Issues of accessibility have been taken into account for all patrons. Sue Robertson, long-serving library technician at Melton, has been running Story Time for children for years. The new children’s area features a 70 inch LCD screen, dedicated ceiling speakers, lapel mic and DVD player. A veteran of running nursery rhyme sessions from large hand-written cardboard sheets, she’s found the new technology has enabled her to better serve her audience.
“We now call ourselves an Inclusive Story Time” said Sue.
“We run everything from a PowerPoint on the screen. It has a running order of what we’re doing and all the words to the songs. It helps children with special needs who really benefit from knowing what’s next and exactly what we’re doing. Last week, we had upwards of 60 children.”
With 60 enthusiastic kids attending Story Time, this is not the enforced silence of the library of the past.
“Libraries are changing. They’re calling them the ‘Second Lounge Room of the Community’ now” explained Sue.
One of this Community Lounge Room’s most popular spots is the Gaming Area, which has three PlayStation3s hooked up to three LCD screens. Teens bring in their own games or can borrow from the library’s collection. Dual headphone connections at each station let them play against each other without disturbing the students at the study tables nearby.
Given the sometimes controversial reputation of video games in the community, what does Sue think of the inclusion in the new centre?
“It brings the kids to the library” she said positively, “and hopefully, while they’re in here, they grab a book and realise it’s a nice, safe place to hang out. A lot of students are coming in after school sitting down at the tables and actually studying!”
Programmer Martin Smith agreed: “We spent a lot of time thinking about the things like the gaming areas that made job different”, he continued.
“We talked to everybody involved, and integrated the community feel, right down to the Melton logo, into the design. It’s a true community centre and a great piece of community infrastructure. The times I’ve gone back to do follow-up work, we’ve had trouble getting into the meeting rooms because they’re so busy.”
Both the reliability and accessibility of the system are proving the keys to its success. This hasn’t been an easy thing to achieve, considering that significant amounts of legacy connections such as VGA needed to be integrated with HDMI, wired and wireless LAN, lighting and peripherals and then automated to a level where any community group could hold an AV-supported meeting with no staff present.
“On the surface it appears simple, but underneath, it’s quite complicated” Martin shared.
“What makes it work is simplicity and reliability of the touch screens and keypads; this is where high-end control systems leave the other options for dead. They increase system reliability in the end.”
This has led to more people using the library for more purposes more often. Author events, movie nights, ESL courses and historical society presentations all run regularly without staff intervention.

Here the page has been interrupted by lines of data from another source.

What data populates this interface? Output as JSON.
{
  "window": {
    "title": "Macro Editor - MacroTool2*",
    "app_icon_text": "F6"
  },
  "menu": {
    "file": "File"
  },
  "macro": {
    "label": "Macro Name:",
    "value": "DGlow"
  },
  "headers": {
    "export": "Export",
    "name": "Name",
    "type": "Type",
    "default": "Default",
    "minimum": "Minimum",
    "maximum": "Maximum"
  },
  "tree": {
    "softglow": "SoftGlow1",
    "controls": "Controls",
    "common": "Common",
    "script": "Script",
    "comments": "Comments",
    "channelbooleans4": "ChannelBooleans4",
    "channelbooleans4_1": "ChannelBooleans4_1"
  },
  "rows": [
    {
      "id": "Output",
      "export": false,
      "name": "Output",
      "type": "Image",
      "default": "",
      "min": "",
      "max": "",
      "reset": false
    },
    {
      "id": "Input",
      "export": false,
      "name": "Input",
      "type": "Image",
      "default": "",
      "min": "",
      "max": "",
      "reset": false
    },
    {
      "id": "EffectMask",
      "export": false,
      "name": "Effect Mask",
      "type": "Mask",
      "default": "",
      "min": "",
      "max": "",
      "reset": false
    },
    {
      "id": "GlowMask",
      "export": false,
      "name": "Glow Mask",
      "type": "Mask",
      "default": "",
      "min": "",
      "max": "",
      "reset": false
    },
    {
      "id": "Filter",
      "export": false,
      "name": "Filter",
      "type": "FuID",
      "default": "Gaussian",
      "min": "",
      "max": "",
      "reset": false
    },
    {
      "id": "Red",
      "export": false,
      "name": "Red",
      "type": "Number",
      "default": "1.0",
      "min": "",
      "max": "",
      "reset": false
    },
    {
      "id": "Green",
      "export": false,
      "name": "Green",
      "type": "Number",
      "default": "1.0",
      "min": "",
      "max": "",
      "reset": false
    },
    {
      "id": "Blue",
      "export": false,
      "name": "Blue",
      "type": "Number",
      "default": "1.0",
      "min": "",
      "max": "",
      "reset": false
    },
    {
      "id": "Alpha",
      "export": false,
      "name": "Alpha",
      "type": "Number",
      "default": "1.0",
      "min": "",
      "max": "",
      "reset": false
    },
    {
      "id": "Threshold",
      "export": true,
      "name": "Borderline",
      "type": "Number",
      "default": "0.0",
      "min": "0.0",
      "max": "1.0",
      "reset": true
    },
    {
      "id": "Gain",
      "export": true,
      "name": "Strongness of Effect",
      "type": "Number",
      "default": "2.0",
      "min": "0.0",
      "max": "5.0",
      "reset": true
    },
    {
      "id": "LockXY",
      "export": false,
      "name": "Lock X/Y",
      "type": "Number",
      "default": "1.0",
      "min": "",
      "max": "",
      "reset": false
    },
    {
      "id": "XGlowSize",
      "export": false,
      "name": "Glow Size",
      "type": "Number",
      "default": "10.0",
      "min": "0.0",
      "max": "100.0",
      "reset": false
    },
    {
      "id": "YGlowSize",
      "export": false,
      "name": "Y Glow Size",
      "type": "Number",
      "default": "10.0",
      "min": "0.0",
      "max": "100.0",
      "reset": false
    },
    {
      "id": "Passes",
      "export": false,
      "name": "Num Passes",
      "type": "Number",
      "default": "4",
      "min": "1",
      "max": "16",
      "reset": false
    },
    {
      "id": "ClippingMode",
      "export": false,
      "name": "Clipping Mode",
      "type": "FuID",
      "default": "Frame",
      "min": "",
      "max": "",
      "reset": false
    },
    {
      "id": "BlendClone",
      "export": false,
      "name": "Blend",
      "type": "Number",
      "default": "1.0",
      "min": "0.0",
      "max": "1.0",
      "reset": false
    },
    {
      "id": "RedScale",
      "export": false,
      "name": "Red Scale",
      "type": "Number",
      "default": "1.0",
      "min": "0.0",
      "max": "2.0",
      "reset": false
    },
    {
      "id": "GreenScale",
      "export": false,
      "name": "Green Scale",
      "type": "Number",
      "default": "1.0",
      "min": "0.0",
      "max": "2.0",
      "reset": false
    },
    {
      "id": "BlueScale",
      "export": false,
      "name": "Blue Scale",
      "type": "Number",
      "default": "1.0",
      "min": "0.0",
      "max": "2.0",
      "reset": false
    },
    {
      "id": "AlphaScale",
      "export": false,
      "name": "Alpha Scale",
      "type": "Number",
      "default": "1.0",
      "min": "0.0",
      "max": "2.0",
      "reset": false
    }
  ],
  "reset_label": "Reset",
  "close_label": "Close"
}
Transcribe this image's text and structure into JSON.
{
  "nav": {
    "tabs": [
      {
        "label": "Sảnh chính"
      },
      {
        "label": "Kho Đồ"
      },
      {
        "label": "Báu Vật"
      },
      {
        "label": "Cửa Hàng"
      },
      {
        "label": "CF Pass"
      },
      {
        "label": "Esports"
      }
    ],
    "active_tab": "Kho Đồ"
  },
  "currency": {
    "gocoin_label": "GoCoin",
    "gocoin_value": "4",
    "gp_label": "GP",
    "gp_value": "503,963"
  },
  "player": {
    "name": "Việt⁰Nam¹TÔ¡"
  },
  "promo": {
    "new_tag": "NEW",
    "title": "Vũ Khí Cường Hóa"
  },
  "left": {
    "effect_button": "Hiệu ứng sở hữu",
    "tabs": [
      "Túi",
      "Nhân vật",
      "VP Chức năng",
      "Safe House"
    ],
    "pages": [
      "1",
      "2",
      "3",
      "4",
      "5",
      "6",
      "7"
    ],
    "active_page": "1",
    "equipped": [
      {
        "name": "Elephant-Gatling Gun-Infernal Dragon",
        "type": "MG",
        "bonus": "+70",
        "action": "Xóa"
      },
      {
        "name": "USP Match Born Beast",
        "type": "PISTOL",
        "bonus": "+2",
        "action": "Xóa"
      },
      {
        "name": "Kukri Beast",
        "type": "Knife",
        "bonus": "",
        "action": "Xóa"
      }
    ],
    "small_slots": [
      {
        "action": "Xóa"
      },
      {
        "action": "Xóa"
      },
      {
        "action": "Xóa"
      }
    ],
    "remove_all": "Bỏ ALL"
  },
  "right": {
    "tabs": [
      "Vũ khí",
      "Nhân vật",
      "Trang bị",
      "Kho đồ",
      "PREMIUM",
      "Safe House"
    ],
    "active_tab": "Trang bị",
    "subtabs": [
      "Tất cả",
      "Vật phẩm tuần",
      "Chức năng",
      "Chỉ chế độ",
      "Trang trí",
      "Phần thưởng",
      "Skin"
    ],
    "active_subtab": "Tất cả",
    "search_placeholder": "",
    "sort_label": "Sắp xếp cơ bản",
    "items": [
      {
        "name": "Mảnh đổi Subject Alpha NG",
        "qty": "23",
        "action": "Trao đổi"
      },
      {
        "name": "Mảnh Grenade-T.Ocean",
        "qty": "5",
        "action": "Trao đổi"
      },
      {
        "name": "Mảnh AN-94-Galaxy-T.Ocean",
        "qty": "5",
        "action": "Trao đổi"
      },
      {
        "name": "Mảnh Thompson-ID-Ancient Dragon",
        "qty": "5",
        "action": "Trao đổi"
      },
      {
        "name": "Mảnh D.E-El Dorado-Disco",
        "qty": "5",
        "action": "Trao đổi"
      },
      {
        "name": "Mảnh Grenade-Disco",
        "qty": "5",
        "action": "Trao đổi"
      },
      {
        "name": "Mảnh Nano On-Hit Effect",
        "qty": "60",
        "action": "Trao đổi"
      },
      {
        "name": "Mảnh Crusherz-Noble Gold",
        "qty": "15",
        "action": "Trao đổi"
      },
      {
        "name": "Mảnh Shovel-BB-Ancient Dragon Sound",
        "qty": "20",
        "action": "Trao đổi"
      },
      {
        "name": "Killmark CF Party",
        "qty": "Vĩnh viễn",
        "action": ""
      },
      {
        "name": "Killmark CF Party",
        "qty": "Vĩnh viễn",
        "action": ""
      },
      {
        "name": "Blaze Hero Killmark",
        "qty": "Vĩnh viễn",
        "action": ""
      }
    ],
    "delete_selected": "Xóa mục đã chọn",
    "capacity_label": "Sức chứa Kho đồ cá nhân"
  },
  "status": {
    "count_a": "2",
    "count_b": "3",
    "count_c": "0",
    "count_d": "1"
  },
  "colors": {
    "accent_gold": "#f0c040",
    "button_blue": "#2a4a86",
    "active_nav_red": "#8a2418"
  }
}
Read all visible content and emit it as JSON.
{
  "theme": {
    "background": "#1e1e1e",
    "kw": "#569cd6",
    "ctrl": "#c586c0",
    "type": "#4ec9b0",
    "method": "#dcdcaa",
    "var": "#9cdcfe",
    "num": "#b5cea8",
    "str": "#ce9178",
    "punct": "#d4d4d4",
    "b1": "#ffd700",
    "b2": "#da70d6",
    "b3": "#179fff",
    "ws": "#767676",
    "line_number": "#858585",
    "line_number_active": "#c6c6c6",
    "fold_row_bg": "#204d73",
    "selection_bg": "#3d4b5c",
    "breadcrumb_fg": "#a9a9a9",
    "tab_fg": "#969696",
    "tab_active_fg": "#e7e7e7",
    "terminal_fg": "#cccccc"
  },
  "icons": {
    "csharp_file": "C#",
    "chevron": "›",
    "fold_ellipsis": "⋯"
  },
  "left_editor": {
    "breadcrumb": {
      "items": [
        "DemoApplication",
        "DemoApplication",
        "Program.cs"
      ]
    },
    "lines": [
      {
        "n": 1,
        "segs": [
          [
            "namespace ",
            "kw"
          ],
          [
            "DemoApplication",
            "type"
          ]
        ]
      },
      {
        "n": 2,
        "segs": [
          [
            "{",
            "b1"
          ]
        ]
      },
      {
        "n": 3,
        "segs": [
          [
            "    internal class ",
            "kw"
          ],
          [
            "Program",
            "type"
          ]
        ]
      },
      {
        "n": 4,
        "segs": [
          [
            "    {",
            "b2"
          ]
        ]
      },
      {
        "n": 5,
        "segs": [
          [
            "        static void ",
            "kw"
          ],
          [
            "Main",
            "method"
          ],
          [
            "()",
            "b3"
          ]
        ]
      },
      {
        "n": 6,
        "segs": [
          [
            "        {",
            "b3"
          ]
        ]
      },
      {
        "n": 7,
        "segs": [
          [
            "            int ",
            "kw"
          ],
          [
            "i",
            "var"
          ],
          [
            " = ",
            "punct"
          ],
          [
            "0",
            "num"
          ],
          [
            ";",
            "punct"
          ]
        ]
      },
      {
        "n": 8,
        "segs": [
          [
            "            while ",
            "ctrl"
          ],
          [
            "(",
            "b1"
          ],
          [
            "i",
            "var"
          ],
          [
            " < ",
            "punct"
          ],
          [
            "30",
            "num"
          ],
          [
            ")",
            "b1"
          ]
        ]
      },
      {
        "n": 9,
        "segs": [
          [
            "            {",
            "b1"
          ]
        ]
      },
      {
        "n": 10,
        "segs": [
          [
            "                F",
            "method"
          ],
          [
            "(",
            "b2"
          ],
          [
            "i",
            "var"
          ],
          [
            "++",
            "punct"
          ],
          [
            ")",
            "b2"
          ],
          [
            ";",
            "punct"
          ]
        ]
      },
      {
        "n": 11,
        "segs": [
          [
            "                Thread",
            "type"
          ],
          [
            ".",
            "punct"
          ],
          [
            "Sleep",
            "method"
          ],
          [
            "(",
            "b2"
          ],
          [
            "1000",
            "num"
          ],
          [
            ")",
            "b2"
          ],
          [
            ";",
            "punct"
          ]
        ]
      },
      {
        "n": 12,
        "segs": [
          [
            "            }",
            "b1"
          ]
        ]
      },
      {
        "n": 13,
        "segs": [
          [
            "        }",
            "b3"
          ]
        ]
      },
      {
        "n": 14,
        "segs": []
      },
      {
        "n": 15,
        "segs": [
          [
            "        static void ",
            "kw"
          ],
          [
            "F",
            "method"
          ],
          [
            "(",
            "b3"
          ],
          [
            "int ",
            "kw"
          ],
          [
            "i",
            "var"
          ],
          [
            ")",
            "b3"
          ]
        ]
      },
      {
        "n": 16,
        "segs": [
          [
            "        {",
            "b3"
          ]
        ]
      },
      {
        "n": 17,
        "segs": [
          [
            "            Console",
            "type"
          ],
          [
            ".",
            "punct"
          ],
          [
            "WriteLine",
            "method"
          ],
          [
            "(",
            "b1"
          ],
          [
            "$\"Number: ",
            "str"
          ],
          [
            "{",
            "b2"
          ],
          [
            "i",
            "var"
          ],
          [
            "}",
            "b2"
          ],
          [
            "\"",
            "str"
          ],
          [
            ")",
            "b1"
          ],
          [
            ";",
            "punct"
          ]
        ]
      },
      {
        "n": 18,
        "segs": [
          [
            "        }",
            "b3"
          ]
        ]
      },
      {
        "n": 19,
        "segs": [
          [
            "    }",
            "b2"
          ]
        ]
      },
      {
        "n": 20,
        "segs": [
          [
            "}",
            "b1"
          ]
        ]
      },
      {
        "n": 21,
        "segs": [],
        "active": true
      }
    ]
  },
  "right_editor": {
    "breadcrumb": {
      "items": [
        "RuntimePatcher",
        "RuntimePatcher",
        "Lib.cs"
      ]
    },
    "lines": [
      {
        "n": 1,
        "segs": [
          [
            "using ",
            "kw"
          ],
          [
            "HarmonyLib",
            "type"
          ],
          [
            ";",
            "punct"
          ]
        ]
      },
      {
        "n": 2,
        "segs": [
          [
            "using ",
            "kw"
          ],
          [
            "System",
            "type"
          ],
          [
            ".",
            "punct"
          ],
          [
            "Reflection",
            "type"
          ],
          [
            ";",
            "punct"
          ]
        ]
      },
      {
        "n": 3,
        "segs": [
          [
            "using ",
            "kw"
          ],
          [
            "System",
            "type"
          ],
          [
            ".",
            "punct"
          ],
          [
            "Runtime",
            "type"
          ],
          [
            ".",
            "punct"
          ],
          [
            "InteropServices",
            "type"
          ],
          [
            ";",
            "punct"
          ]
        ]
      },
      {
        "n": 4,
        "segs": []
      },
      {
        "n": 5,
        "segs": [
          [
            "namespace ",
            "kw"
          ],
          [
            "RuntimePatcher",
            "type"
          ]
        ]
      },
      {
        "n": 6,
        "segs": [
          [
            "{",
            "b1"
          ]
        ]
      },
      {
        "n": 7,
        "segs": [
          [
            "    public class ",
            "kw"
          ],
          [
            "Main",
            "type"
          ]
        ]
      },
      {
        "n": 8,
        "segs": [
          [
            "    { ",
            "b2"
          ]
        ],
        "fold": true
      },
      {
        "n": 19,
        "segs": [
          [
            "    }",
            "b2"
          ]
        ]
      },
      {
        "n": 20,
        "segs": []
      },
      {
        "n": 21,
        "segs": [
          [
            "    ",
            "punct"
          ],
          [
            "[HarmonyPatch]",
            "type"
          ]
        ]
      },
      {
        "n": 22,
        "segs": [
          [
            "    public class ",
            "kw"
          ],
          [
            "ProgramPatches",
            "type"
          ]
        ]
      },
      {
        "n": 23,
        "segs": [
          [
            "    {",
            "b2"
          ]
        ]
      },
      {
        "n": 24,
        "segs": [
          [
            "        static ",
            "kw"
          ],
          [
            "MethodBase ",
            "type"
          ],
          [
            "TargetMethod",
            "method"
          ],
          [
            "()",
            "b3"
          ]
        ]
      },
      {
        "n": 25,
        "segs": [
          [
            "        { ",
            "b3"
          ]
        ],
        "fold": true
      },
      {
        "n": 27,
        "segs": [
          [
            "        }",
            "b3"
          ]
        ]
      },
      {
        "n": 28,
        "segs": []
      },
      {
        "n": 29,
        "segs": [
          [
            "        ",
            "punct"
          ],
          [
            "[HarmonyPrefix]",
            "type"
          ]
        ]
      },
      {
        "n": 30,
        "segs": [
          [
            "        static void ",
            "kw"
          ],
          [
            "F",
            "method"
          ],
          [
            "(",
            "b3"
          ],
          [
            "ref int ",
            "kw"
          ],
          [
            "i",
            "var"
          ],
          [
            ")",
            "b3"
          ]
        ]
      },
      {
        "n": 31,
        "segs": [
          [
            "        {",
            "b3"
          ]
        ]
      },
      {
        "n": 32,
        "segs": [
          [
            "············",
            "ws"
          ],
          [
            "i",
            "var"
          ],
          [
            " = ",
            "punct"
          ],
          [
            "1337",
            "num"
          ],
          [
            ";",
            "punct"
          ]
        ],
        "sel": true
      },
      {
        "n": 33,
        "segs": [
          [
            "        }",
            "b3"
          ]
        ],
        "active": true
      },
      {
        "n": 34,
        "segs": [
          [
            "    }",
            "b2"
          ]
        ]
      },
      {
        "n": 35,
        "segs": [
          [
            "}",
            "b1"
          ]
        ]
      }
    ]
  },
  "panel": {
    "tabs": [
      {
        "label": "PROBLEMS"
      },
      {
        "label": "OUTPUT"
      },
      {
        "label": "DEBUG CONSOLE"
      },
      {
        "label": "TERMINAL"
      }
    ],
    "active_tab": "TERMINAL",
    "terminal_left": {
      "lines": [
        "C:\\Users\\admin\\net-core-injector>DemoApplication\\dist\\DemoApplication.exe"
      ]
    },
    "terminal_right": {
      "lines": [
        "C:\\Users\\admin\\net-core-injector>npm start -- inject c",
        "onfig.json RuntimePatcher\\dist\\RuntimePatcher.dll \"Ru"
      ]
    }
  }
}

“It’s so straightforward and really easy” agreed Sue.
“People walk in, the lights turn on, connect their laptops by wireless or HDMI and off they go.”
The enhanced facilities now enable the library to offer a wider range a services to a wider range of people, further uniting the community.
“Next year we’re holding more internet, iPad and eReader courses”, Sue enthused.
The future of the library is integrated.